Competing at both jumping and dressage is true enough (probably). The advert would be too long if it actually included that while the rider was performing the part of the test that required ‘a medium walk on a loose rein’ the horse actually napped out of the arena door. Or that a relative/friend was drafted in to stand with a whip and a ready click of the tongue at the scary looking upright. This doesn’t matter because after the second attempt of the course it went ok-ish and they were pleased with the clear round rosette that now proudly adorns the fridge. Plus they did win occasionally, the year the horse and rider dressed up as Santa and Rudolf at the yard Christmas Show was a resounding success and over the years the story may become a little embellished to where it wasn’t a Christmas Show, no they actually won the Working Hunter class.

The horse was obviously good in traffic some 3 years ago when a group from the yard went for a hack around the village on a quiet Sunday afternoon. They met at least 4 cars and even John on his bicycle that was off to visit his Aunty Mavis who lived ‘down the way’. The horse wasn’t too sure about John and his bicycle, but going past this nightmare contraption sideways while snorting with a clattering of hooves still counted as been quite good, mainly because no-one died.

No-one ever seems to question why a 12 year old horse wouldn’t be good to shoe and box, but these details seem to add some padding to the already outstanding achievements of this amazing horse. As is the 3 good paces, I should hope so! I have to reach back, way back, in my memory to try to recall a sound horse that is missing a good pace, but I’m struggling to recollect a horse that can cope with both walk and canter, but is unable to execute a reasonable trot. Clipping always goes swimmingly well although it can be somewhat of a hurried affair to get it completed before the Sedalin wears off.  Loading is also entirely possible, but the advert omits minor details such as it takes 3 hours, 46 carrots, a lunge line, 4 people and a bucket of feed to actually complete the mission of getting the horse on the trailer. But getting to a show on time is entirely possible if you start attempting the load at 4 a.m.

The ‘good to catch’ is somewhat worrying and things have not gone well  if you have a horse that does not trust a human approaching it with a head-collar. There could be various reasons why, too many to include here, but all those reasons add up to a whole. This whole has produced an animal that wants nothing to do with you at all. Logic defies me why people then think it’s acceptable to tack such an animal up to ride. There is some work to do here and it does not involve riding.

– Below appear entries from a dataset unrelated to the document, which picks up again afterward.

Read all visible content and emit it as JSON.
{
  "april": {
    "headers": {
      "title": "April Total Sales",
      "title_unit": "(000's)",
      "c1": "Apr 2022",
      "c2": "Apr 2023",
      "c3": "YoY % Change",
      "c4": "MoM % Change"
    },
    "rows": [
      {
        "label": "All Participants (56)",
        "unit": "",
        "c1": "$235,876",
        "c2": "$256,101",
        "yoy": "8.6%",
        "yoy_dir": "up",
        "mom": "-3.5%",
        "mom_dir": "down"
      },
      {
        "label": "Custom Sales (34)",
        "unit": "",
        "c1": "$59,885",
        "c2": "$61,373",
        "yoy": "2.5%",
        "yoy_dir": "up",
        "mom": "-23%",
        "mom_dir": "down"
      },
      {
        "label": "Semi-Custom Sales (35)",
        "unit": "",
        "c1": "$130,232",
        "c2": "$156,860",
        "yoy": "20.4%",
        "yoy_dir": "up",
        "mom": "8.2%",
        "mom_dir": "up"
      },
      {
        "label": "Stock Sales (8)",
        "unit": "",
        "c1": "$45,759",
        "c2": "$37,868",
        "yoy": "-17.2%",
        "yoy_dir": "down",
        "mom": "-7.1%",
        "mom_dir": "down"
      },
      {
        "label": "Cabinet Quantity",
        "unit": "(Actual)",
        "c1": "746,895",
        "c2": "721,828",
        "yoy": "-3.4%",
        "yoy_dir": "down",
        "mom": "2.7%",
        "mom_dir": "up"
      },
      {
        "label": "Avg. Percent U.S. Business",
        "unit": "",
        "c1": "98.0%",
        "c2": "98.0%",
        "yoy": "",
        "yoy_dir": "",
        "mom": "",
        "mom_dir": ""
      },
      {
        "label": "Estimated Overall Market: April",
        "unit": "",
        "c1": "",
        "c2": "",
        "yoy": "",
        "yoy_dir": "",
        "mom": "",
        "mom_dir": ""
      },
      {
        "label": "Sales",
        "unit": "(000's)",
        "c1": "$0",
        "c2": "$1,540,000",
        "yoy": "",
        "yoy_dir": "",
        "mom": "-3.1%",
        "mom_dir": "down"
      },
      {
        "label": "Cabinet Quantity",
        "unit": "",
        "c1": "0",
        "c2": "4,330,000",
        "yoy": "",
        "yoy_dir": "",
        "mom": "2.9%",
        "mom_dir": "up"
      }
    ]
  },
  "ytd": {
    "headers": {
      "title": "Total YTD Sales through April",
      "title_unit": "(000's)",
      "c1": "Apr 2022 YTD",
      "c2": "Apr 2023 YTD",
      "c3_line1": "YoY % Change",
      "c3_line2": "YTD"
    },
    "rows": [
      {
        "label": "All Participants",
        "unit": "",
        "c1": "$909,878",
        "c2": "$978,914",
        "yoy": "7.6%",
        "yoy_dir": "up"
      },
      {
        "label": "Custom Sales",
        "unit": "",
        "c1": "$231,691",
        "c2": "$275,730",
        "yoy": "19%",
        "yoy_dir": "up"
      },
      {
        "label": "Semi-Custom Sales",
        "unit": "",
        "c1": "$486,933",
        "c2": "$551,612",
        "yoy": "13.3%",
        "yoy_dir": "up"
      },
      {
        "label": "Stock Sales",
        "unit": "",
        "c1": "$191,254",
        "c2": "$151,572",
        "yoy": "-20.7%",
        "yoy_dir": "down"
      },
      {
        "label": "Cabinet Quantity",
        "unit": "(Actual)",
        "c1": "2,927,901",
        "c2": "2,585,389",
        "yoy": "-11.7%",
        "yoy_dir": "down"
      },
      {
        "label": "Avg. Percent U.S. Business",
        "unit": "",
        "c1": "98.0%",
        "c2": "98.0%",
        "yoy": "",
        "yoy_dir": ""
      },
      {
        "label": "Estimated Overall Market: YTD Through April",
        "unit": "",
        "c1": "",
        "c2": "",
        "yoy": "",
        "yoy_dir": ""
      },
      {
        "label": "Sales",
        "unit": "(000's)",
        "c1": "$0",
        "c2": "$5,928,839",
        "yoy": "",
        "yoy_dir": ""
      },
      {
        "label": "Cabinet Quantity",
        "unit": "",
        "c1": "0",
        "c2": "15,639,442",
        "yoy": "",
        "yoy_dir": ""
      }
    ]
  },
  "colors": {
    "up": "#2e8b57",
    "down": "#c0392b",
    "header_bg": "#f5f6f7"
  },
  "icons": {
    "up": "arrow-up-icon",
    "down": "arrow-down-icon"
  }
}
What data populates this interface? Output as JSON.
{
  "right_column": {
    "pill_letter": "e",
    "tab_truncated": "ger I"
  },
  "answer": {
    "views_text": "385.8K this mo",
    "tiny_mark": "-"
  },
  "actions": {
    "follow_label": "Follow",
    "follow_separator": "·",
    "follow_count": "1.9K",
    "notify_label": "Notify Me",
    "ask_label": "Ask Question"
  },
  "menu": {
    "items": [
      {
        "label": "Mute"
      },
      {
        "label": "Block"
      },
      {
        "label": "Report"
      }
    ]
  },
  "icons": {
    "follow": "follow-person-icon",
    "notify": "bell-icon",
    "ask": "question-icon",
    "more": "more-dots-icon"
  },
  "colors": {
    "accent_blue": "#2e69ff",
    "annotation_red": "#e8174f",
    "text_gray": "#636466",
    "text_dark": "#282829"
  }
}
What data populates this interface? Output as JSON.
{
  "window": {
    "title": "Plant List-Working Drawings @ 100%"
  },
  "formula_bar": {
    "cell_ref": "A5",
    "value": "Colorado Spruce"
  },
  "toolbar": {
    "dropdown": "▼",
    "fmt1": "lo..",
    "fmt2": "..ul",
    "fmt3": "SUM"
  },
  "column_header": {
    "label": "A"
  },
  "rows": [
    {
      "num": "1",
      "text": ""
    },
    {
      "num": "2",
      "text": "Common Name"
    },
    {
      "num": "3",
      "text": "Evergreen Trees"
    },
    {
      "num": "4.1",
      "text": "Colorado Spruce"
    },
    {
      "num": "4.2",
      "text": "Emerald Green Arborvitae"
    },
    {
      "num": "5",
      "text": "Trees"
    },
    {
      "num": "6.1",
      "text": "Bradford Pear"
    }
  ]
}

Many adverts contain the same generic information yet no two horses have had exactly the same training and experiences. Never assume an 8 year or 12 year old horse has seen everything, or is experienced in all manner of environments and situations. You may just end up with an equine brain full of incorrect training and faced with undoing 12 years of miscommunication and unpleasant experiences. If all of these adverts contain the same generic information, then what aren’t they telling you? The adverts won’t contain information that includes intermittent lameness and bouts of colic. Or that yes, the horse is great on the road, but avoid garbage collection days, the horse cannot tolerate wheelie bins.

Lastly…100% bombproof? There is no such thing.